“I wanted to serve my country in a higher capacity as an officer,” Bradley said. “I wanted to lead enlisted and NCOs [non-commission officers] as an officer, so I decided to go the Green to Gold route so I can further my career.”
Bradley has participated in ACFT events before, and he hopes to build on his skills.
“I’m just looking forward to improving on previous scores that I’ve had,” Bradley said, “and trying to gain knowledge and techniques that will help me better my finish score.”
Bradley is hoping to get experience and advice from Cadre to help develop his leadership skills to develop Soldiers in the future.
“Most of my school is active duty, but we also have regular Cadets that haven’t been prior enlisted,” Bradley said. “It’s just been good getting experience from those other active-duty Cadets as well as just learning life lessons and leadership skills from all Cadets and Cadre.”
While Bradley has enjoyed getting to meet new people and learning the stories of his fellow Cadets, Cadet Ezra Silverburg, Virginia Polytechnic Institute, has gone through ACFT events prior to Advanced Camp and reflects on how he did today.
“I think I did alright, but I’ve done better in the past,” Silverburg said. “The rain was a nice refresher, though.”
Silverburg is a first-generation college student. He decided that getting a degree was his best option, and Reserve Officers’ Training Corps would help him achieve that.
“My friend and I were talking about universities, and I told him I wanted to go to one of the academies,” Silverburg said. “He laughed at me and told me I couldn’t get in; well, I didn’t get in, but it sent me down the path of wanting to join the military.”
Silverburg’s goal is to get commissioned as an infantry officer.
“I hope to spend as much time as I can leading Soldiers,” Silverburg said.
Cadet Theo Miller, Embry-Riddle Aeronautical University, reflected on the why it is important for future Army leaders to complete the ACFT.
“It is important to know where your Soldiers stand physically,” Miller said, “and, to make sure that everyone is physically and mentally prepared to go out into the field.”
Growing up, Miller decided he wanted to serve in the Army. Although his grandfather served in Vietnam, neither of his parents have served.
Both of Miller’s parents went to college, so Miller decided the best route for him would be to go to college, as well, and become an officer.
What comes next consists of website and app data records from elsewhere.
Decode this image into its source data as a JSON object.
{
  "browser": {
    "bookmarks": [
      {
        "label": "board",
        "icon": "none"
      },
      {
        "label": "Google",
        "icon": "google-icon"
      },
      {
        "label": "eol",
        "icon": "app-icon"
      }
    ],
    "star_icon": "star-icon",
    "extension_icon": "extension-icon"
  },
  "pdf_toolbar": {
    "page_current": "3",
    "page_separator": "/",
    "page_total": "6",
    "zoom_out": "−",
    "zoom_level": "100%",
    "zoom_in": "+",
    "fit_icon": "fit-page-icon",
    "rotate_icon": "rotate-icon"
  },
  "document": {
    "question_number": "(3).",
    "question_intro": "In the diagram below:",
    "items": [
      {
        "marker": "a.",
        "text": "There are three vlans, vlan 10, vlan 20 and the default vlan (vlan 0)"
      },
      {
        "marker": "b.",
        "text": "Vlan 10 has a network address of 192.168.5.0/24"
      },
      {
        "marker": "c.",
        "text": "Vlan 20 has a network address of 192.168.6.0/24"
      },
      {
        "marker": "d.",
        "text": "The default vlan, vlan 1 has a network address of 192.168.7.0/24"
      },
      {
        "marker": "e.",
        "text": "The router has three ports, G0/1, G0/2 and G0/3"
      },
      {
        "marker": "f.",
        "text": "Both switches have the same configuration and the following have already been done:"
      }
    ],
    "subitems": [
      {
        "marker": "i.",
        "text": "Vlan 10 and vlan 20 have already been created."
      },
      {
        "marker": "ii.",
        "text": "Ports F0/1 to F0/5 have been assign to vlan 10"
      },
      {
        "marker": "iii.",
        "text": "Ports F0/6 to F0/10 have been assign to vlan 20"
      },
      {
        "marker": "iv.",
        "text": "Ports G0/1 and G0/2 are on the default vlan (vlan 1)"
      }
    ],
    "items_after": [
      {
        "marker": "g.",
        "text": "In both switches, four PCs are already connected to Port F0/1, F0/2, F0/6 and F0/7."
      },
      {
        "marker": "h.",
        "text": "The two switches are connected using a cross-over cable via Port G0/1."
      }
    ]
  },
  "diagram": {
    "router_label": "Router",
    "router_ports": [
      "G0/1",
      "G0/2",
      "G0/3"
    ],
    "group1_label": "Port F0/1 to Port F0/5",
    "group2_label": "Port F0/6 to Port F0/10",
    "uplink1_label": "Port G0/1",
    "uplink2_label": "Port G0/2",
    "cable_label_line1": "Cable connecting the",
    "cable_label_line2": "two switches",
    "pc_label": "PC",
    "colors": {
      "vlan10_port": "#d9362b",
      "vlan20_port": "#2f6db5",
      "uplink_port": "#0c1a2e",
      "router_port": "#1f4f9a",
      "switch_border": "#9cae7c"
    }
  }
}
“My parents knew I’d be most successful going that route,” Miller said. “I figured the best way I could serve was joining the Army to help improve the units and make sure that the people protecting our country are safe.”
The next event for these Cadets will be the shooting exercises, which is what Miller is most excited to participate in over the course of camp.
“I don’t get to do a whole lot of it when I’m back home,” Miller said, “so I’m looking forward to shooting targets.”
Tomorrow, 4th Regiment, Advanced Camp Cadets will take part in the preliminary marksmanship instruction where they will get their hands on M4 rifles for the first time this summer.
Jaden Whiteman is a senior at Ball State University, majoring in photojournalism. She grew up in Indianapolis, Indiana. She has an interest in sports photography and nature photography. You can often find her curled up with a book or out hiking. She hopes to learn more writing skills and broadcasting skills. She hopes to polish up her photo skills this summer as a Public Affairs Office intern at Cadet Summer Training.